→ **TRY IT**
Copy all of the material below, line for line.

◇ ◇ ◇ ◇ ◇

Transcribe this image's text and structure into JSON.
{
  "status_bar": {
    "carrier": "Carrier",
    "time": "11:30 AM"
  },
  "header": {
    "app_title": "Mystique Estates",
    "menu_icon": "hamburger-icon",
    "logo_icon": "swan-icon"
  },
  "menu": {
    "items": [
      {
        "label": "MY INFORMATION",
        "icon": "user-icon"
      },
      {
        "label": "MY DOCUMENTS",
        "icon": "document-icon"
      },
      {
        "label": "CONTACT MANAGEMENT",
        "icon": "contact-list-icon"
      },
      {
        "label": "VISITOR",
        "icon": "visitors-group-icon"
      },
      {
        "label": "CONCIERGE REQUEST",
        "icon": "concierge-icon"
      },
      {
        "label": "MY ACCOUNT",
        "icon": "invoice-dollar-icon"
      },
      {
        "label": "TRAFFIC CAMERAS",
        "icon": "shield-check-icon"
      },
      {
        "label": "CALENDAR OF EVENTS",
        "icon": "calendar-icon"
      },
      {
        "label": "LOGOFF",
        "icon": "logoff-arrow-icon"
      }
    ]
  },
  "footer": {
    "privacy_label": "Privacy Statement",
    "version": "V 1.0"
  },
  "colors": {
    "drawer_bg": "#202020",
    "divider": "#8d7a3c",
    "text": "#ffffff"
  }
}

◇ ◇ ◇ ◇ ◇

→ **RESULT OF THE EXERCISE**
Transcribe this image's text and structure into JSON.
{
  "status_bar": {
    "carrier": "Carrier",
    "time": "11:30 AM"
  },
  "header": {
    "app_title": "Mystique Estates",
    "menu_icon": "hamburger-icon",
    "logo_icon": "swan-icon"
  },
  "menu": {
    "items": [
      {
        "label": "MY INFORMATION",
        "icon": "user-icon"
      },
      {
        "label": "MY DOCUMENTS",
        "icon": "document-icon"
      },
      {
        "label": "CONTACT MANAGEMENT",
        "icon": "contact-list-icon"
      },
      {
        "label": "VISITOR",
        "icon": "visitors-group-icon"
      },
      {
        "label": "CONCIERGE REQUEST",
        "icon": "concierge-icon"
      },
      {
        "label": "MY ACCOUNT",
        "icon": "invoice-dollar-icon"
      },
      {
        "label": "TRAFFIC CAMERAS",
        "icon": "shield-check-icon"
      },
      {
        "label": "CALENDAR OF EVENTS",
        "icon": "calendar-icon"
      },
      {
        "label": "LOGOFF",
        "icon": "logoff-arrow-icon"
      }
    ]
  },
  "footer": {
    "privacy_label": "Privacy Statement",
    "version": "V 1.0"
  },
  "colors": {
    "drawer_bg": "#202020",
    "divider": "#8d7a3c",
    "text": "#ffffff"
  }
}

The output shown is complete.